1) Take and score a huge number of practice tests (timed and under test conditions). By “huge” I mean eight, ten, twelve, whatever it takes. Typically you can focus on a subject area that is the primary culprit impacting your score, making the time commitment more reasonable. A subject area represents all of the sections of an exam that are needed to score it – e.g.: Math SAT has 3 math test sections of 20 or 25 minutes each. You need to take all three in the allotted 70 minutes to be able to score your exam.
2) Understand all of the problems you missed or skipped. Taking practice tests is not enough by itself. The key is to understand what you missed and why. This is where tutors (or teachers, or friends who got a perfect score on that subject area…) come into play. Whomever you use, provide them with the problems you missed and what you think you did wrong. That means, of course, that you have to have tried to figure it out on your own before going to the tutor. Let them confirm or correct your understanding.
3) Do it again and again until your reach the score you desire on a regular basis.
There are test-taking tips as well. These are secondary to content in my mind. A prep class heavy on test-taking tips and light on content is the wrong type of class. That said, it is useful to try out several test-taking tips (or devise your own) as you take your practice tests. A few key ones:
1) Know that you know the content. It is scary to open a test booklet to a question you cannot answer confidently. Probably the single most important test-taking tip is to remind yourself that you know this stuff. You’ve proven it time and again on the practice tests. So don’t waste time struggling and fretting – move on and know that when you come back to it on your second pass the answer will be clear.
2) Always check your work. Which means you are going to need to learn to pace yourself accordingly.
3) Bubbling efficiently. Sounds silly, but you need to find out how to fill out the answer sheet with both speed and accuracy. Practice different approaches (many are recommended by the test makers and others on line) and find out what works best for you. You may take different approaches for each subject area of the exam as well. As always, the key is to practice in order to figure out what works for you.

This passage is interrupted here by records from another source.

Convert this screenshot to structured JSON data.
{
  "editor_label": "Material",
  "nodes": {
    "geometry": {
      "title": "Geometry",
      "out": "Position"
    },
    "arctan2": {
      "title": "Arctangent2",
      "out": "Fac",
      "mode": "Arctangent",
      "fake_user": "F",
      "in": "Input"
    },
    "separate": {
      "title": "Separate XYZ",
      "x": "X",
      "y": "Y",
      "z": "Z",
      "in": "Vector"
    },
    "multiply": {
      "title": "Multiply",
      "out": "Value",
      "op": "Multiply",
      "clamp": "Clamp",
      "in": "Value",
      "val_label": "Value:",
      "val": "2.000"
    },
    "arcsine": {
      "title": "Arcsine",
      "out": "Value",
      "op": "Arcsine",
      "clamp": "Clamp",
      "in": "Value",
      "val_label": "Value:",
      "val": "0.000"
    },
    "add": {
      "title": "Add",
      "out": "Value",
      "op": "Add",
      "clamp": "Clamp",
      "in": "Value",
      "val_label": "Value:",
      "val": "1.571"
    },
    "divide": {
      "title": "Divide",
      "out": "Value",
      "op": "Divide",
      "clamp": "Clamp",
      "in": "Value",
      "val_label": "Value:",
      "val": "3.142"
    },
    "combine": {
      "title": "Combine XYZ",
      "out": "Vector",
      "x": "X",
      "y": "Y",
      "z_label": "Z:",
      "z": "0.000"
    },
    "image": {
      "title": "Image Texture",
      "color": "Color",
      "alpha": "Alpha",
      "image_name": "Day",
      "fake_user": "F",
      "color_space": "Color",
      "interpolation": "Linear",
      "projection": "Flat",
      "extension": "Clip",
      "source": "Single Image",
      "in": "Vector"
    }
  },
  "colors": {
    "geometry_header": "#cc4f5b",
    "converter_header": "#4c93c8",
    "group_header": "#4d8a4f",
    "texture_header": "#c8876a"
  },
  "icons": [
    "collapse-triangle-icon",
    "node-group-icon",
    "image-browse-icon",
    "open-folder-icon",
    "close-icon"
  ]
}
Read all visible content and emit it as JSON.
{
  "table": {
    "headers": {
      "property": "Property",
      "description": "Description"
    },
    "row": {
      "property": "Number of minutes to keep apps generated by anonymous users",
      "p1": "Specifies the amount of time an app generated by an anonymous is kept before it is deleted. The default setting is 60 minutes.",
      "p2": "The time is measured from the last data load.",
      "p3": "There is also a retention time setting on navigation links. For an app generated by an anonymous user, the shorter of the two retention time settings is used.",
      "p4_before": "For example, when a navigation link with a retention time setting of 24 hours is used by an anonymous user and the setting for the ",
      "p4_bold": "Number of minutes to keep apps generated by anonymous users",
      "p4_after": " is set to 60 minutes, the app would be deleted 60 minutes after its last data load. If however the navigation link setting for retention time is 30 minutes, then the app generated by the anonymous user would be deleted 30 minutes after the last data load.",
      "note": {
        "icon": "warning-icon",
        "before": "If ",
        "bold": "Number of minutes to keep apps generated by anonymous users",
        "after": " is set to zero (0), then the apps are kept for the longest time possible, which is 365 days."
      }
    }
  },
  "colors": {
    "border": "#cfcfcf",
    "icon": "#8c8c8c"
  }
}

I highly recommend the following article. http://blog.prepscholar.com/how-to-get-800-on-sat-math-by-a-perfect-scorer . The sales pitch can be ignored, but you will find that many of the strategies are consistent with my own.